* What is being asked *
Which lines have the string "caption"? Copy all of them from the entries below.

* Data extracts *
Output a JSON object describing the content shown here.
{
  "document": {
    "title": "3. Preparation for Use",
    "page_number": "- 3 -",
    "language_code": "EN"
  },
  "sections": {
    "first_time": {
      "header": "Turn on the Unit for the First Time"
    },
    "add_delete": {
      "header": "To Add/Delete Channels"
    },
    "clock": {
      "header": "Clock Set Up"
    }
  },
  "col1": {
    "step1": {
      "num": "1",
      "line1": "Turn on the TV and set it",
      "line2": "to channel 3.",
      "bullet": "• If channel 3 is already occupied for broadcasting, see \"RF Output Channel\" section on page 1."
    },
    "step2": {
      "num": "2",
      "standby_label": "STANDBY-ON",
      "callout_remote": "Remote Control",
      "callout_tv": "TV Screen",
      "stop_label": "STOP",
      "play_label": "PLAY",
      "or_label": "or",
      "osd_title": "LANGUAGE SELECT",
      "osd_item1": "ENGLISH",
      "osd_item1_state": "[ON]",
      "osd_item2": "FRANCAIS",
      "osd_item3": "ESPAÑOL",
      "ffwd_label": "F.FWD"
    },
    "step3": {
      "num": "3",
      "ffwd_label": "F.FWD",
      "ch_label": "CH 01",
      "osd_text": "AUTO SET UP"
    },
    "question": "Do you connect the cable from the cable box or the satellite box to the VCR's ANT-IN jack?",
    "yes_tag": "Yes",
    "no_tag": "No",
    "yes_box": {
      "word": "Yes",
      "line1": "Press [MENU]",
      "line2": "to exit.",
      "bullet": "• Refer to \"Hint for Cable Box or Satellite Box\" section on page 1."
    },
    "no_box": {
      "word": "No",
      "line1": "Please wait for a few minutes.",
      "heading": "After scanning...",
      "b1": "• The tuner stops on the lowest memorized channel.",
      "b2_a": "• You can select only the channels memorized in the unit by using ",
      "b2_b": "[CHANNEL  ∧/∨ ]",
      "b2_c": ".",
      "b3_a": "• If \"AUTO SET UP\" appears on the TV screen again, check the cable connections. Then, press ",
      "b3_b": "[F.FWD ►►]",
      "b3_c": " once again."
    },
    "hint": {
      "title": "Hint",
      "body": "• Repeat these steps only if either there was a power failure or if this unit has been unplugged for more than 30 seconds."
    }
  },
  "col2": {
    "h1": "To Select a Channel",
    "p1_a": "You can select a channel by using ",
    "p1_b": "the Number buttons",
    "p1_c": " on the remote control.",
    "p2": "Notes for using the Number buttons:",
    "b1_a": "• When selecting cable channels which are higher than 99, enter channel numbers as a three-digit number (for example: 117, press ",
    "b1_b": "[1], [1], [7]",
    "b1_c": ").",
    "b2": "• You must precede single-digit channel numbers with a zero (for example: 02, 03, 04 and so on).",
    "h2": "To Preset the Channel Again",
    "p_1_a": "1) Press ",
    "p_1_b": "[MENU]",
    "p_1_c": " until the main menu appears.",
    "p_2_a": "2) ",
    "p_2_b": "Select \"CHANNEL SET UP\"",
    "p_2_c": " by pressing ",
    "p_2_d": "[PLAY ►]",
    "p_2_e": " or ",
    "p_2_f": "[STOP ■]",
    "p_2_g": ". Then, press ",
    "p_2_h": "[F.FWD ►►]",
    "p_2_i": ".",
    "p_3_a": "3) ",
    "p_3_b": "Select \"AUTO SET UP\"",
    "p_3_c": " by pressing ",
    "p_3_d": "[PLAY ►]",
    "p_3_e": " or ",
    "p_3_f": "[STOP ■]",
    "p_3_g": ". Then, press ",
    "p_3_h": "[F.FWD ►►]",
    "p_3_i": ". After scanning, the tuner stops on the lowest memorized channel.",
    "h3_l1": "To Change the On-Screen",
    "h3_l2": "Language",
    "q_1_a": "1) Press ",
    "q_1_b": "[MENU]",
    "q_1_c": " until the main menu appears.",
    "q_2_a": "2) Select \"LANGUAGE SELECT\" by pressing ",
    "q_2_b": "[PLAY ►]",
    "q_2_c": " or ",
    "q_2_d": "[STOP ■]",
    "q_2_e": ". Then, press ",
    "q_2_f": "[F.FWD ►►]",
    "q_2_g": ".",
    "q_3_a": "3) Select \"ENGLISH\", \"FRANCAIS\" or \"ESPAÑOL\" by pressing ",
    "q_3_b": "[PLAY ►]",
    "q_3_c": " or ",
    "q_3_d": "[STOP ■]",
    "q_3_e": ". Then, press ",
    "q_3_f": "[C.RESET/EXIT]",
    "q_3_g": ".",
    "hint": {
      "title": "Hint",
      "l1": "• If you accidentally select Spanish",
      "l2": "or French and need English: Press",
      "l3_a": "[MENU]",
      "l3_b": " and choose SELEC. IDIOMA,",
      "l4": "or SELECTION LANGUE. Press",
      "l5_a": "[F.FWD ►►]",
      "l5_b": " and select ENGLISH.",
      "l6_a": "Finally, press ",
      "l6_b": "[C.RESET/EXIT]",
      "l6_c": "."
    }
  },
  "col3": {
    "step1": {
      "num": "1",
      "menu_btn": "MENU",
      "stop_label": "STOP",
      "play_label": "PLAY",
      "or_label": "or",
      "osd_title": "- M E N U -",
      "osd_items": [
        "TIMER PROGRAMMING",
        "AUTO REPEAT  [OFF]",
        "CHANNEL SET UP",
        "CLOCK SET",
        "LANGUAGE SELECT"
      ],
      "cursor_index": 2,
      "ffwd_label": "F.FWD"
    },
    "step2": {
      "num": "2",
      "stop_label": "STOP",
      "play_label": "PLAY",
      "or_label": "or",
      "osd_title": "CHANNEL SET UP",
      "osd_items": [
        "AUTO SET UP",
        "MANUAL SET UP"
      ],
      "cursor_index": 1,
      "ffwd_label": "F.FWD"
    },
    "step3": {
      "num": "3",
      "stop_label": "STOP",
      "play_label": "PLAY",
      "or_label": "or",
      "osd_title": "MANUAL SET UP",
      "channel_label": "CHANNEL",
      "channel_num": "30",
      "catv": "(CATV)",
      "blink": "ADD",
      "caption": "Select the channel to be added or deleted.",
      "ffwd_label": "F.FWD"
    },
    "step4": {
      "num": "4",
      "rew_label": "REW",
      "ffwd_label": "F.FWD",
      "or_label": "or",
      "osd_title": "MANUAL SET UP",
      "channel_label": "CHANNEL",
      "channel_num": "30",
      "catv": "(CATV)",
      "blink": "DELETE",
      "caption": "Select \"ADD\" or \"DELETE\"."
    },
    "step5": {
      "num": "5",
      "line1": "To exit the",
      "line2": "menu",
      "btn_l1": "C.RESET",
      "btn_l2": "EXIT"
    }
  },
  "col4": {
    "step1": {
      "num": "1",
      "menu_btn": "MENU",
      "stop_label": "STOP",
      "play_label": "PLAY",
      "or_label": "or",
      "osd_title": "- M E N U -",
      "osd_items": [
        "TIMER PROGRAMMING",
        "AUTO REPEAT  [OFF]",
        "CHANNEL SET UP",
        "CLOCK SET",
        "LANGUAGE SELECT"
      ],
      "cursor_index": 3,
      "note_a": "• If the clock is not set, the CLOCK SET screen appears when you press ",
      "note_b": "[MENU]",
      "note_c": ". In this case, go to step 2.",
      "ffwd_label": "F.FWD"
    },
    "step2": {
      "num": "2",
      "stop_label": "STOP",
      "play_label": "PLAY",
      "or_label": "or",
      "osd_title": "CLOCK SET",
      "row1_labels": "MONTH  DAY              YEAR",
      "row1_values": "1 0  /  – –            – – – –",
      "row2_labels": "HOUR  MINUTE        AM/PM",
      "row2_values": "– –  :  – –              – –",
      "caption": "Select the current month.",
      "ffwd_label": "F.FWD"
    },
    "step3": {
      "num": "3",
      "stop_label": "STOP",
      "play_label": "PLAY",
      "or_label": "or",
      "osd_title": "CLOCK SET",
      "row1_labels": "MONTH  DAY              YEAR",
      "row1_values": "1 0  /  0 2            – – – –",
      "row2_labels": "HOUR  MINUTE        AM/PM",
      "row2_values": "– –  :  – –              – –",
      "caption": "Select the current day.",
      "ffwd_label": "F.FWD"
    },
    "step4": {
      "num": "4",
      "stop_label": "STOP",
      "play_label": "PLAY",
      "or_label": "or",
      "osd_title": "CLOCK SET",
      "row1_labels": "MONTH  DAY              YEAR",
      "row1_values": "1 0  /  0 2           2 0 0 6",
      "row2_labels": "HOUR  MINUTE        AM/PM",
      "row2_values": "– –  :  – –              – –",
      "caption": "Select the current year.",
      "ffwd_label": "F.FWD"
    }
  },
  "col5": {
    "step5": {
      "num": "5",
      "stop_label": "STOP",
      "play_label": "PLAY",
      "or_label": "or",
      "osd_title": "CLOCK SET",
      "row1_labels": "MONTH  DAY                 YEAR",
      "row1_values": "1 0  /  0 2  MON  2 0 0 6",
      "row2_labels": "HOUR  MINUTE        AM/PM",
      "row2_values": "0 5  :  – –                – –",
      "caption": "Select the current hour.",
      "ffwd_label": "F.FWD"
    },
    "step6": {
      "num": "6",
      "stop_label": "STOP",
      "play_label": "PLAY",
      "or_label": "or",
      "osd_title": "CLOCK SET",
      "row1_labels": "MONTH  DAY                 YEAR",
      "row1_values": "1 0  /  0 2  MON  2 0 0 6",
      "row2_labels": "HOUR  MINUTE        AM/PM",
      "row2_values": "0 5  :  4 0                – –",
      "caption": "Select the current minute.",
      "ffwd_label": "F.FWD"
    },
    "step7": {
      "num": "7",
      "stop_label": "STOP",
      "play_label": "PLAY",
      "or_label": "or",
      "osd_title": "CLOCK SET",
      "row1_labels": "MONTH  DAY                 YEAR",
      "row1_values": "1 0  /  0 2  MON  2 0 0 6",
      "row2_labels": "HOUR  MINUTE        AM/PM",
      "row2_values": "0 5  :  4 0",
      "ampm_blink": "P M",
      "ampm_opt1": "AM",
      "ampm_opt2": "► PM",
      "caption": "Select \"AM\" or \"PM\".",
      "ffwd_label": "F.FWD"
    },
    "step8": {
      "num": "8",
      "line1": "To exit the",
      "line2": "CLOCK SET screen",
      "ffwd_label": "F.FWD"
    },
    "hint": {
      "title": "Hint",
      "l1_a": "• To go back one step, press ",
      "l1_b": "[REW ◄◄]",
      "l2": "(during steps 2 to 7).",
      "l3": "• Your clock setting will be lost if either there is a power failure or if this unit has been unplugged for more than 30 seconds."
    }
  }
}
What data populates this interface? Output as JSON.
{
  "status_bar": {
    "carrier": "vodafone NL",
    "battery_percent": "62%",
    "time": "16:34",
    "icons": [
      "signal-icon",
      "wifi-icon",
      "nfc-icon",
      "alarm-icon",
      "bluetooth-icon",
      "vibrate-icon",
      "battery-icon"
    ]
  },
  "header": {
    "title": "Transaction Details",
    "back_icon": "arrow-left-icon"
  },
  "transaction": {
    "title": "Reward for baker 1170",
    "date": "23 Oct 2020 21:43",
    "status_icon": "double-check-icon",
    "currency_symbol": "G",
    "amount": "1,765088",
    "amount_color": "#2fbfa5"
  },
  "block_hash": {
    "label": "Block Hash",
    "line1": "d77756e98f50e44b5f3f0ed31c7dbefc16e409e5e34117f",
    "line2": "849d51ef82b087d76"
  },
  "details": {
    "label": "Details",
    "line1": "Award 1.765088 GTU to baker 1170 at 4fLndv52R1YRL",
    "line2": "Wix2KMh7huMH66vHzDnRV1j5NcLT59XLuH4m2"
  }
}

* Output below *
      "caption": "Select the channel to be added or deleted.",
      "caption": "Select \"ADD\" or \"DELETE\"."
      "caption": "Select the current month.",
      "caption": "Select the current day.",
      "caption": "Select the current year.",
      "caption": "Select the current hour.",
      "caption": "Select the current minute.",
      "caption": "Select \"AM\" or \"PM\".",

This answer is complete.